WHAT NEEDS TO BE DONE => Among the lines of the records below, copy those that hold the word "from".

-----

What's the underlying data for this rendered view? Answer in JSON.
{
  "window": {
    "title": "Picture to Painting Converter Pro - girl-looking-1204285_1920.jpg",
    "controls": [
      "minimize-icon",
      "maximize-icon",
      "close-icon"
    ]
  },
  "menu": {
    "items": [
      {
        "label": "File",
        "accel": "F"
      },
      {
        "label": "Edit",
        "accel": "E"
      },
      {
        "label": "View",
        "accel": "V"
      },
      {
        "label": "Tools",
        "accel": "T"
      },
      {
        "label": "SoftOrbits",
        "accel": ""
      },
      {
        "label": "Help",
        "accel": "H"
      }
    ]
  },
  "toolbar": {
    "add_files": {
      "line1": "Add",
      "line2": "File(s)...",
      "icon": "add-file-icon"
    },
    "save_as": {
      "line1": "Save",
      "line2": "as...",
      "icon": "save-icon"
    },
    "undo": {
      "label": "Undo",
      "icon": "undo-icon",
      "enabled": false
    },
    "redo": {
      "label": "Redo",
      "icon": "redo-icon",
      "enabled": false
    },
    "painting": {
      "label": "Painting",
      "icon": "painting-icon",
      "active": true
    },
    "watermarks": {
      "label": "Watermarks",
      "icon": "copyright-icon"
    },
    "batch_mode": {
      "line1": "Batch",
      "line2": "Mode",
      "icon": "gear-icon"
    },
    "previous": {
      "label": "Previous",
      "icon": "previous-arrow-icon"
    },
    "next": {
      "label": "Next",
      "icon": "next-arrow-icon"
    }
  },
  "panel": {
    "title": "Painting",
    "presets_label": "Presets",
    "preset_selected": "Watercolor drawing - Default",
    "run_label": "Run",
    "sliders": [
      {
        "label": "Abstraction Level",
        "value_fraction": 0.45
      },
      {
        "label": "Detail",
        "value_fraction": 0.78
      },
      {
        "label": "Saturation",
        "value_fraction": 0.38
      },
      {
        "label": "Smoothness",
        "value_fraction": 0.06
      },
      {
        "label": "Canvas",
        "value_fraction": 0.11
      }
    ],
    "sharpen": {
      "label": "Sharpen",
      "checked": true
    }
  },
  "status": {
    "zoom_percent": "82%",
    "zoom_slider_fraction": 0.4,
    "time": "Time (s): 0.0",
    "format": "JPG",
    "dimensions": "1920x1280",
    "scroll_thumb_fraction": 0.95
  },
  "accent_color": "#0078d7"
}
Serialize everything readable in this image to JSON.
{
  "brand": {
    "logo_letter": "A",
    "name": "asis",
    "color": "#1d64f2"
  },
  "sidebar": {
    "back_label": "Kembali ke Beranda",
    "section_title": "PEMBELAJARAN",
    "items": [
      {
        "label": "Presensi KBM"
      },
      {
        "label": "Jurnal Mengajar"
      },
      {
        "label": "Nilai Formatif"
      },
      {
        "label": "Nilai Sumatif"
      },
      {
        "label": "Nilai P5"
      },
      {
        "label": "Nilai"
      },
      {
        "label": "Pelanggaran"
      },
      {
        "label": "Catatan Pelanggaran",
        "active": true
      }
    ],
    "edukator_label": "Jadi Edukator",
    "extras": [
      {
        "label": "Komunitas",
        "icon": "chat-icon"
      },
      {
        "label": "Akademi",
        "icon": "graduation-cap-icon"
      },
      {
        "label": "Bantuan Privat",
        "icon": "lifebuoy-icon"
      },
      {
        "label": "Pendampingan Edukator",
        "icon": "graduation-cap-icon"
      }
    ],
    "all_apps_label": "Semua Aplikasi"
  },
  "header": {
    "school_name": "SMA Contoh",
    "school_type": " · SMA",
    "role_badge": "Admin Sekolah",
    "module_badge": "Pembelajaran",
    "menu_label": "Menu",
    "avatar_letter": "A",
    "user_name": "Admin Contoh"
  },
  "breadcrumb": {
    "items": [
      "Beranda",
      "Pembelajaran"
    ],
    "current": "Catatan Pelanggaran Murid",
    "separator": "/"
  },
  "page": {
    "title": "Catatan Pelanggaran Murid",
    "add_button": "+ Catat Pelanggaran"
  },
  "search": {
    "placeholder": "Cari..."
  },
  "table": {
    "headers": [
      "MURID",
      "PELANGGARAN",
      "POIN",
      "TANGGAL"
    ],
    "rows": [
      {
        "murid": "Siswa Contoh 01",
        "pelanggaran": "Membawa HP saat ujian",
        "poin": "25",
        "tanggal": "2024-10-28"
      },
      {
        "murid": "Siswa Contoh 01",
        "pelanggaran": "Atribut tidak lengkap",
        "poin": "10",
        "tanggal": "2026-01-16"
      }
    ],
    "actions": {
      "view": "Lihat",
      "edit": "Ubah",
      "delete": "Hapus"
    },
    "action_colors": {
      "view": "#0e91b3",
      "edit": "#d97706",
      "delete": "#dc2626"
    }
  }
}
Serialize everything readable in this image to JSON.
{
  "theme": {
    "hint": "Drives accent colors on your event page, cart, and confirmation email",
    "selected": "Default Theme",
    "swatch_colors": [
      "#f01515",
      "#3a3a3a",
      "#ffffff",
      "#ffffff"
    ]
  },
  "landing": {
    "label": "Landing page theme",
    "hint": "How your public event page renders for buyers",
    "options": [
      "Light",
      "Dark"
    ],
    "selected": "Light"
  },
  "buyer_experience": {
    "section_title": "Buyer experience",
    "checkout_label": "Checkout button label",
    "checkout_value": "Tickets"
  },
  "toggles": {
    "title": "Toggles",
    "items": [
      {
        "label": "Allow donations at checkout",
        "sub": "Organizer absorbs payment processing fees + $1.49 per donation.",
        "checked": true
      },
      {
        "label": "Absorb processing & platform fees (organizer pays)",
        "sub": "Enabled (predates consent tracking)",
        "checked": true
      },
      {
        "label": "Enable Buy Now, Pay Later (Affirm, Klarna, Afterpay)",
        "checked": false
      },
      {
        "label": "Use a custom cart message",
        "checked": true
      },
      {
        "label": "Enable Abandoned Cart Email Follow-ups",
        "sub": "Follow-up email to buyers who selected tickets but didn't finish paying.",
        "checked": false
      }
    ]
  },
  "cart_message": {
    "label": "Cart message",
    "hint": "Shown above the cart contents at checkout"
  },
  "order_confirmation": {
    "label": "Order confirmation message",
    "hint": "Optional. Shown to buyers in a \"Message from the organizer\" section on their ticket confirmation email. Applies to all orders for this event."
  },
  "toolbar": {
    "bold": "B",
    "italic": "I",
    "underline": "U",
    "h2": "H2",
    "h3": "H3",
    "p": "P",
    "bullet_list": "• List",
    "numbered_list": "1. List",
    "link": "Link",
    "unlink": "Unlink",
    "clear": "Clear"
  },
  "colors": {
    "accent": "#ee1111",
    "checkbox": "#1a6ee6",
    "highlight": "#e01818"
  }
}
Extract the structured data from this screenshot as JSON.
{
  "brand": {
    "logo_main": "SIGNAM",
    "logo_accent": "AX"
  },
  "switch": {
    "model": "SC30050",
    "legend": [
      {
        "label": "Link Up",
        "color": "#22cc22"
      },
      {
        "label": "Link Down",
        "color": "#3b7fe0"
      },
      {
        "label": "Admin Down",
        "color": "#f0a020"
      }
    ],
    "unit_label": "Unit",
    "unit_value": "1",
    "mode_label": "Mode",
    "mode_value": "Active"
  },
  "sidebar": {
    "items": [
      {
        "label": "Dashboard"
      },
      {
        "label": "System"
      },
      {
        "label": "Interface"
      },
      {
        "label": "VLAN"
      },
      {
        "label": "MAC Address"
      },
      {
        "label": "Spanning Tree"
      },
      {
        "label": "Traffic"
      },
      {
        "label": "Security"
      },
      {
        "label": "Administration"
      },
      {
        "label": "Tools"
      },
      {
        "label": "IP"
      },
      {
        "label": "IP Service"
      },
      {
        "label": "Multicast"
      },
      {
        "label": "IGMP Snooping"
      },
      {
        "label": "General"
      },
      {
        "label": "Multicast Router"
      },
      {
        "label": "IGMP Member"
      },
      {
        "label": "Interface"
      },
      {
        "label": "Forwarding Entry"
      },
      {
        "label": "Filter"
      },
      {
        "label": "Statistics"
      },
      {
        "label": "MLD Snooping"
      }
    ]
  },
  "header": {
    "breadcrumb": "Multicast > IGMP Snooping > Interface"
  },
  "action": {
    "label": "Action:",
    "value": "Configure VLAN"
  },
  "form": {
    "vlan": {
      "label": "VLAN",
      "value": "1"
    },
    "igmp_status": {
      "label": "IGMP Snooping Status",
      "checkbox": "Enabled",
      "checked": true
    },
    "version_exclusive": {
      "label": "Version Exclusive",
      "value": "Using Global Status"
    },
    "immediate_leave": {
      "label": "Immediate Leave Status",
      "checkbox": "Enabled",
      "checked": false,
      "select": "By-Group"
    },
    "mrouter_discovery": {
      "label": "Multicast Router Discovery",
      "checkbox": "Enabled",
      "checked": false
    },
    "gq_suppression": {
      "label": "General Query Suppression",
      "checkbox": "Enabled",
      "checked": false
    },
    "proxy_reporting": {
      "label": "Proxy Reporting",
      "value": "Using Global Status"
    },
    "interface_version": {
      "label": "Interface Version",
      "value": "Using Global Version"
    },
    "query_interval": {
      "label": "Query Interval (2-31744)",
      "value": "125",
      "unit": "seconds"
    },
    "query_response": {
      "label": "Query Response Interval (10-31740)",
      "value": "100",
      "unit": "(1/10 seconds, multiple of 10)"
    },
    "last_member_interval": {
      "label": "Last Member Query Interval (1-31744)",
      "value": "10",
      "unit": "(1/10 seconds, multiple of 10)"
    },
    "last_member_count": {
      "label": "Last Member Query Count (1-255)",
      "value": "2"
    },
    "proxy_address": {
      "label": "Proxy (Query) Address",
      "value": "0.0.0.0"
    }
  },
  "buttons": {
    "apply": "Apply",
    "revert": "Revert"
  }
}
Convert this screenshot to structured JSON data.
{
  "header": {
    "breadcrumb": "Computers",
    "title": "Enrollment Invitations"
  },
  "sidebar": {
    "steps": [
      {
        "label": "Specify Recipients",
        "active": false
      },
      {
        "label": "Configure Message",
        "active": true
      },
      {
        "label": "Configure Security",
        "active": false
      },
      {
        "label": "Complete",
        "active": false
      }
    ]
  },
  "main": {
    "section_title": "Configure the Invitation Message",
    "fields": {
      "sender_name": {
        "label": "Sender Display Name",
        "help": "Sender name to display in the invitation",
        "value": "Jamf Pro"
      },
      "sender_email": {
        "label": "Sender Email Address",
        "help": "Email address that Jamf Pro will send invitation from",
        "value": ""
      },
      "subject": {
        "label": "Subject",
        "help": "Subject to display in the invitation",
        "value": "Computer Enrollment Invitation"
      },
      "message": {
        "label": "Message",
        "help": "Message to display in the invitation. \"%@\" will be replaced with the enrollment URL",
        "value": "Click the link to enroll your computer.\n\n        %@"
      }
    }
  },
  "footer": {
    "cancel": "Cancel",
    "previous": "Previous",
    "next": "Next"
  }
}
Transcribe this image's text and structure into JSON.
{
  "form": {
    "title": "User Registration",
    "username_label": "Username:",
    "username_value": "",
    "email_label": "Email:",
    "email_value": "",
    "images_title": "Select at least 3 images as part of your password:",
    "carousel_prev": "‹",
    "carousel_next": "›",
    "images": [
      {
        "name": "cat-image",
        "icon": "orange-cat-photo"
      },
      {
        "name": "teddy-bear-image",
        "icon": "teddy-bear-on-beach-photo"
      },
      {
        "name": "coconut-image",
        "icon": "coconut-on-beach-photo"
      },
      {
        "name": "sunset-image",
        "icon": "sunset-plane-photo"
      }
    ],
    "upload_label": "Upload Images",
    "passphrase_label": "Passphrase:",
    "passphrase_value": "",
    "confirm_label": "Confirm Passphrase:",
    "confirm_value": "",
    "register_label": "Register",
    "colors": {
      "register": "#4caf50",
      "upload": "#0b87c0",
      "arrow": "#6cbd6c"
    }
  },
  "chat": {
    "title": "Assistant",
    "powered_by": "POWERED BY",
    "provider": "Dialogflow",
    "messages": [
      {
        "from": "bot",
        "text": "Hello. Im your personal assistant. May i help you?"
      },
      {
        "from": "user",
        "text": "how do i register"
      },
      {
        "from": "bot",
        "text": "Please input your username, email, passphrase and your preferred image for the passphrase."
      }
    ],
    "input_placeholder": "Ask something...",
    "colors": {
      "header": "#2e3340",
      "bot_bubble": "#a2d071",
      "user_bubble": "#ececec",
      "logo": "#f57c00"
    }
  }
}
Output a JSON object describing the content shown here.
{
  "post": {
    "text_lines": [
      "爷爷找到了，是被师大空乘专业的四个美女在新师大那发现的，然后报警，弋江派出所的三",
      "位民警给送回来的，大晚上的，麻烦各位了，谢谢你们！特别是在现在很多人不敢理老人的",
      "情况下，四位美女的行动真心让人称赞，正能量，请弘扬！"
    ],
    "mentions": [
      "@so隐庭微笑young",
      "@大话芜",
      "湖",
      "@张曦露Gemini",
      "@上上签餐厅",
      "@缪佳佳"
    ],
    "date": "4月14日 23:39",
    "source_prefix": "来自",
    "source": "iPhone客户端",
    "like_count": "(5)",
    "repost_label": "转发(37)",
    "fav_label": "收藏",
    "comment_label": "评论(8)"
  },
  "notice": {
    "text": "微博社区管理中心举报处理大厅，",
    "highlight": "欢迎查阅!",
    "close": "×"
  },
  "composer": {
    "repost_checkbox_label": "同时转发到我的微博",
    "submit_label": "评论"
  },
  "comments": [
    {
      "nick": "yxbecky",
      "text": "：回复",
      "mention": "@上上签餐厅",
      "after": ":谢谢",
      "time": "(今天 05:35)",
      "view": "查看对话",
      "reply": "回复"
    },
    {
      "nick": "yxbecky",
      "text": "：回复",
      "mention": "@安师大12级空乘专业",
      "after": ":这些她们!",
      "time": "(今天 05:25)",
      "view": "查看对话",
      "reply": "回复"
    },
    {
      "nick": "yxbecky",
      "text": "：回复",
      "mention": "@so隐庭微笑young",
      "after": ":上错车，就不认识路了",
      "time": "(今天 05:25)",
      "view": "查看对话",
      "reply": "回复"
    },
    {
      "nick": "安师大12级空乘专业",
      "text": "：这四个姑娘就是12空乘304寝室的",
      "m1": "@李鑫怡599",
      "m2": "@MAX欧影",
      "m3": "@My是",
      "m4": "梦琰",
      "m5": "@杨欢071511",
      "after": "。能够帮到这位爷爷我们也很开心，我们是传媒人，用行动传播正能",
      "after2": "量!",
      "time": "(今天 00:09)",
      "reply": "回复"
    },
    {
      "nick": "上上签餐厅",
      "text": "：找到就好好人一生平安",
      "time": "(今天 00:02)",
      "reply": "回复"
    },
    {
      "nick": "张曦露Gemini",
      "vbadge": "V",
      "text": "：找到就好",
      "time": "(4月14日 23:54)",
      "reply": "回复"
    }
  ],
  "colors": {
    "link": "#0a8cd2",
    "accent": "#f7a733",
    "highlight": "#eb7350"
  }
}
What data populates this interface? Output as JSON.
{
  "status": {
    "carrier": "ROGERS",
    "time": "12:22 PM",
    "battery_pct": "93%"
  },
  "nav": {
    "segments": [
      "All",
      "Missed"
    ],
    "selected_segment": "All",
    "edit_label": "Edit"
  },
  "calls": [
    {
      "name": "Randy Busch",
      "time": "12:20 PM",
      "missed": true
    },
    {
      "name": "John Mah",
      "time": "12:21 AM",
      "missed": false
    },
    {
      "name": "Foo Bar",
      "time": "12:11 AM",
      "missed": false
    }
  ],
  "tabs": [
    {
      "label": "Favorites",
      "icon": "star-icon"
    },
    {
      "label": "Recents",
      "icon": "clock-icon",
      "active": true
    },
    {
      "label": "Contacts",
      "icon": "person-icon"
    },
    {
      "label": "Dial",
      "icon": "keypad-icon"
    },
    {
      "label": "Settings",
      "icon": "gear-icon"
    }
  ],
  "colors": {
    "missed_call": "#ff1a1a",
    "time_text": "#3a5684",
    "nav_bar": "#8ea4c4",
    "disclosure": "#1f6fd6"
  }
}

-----

COMPLETED EXERCISE =>
    "hint": "Optional. Shown to buyers in a \"Message from the organizer\" section on their ticket confirmation email. Applies to all orders for this event."
Extract the structured data from this screenshot as JSON.
        "help": "Email address that Jamf Pro will send invitation from",
        "from": "bot",
        "from": "user",
        "from": "bot",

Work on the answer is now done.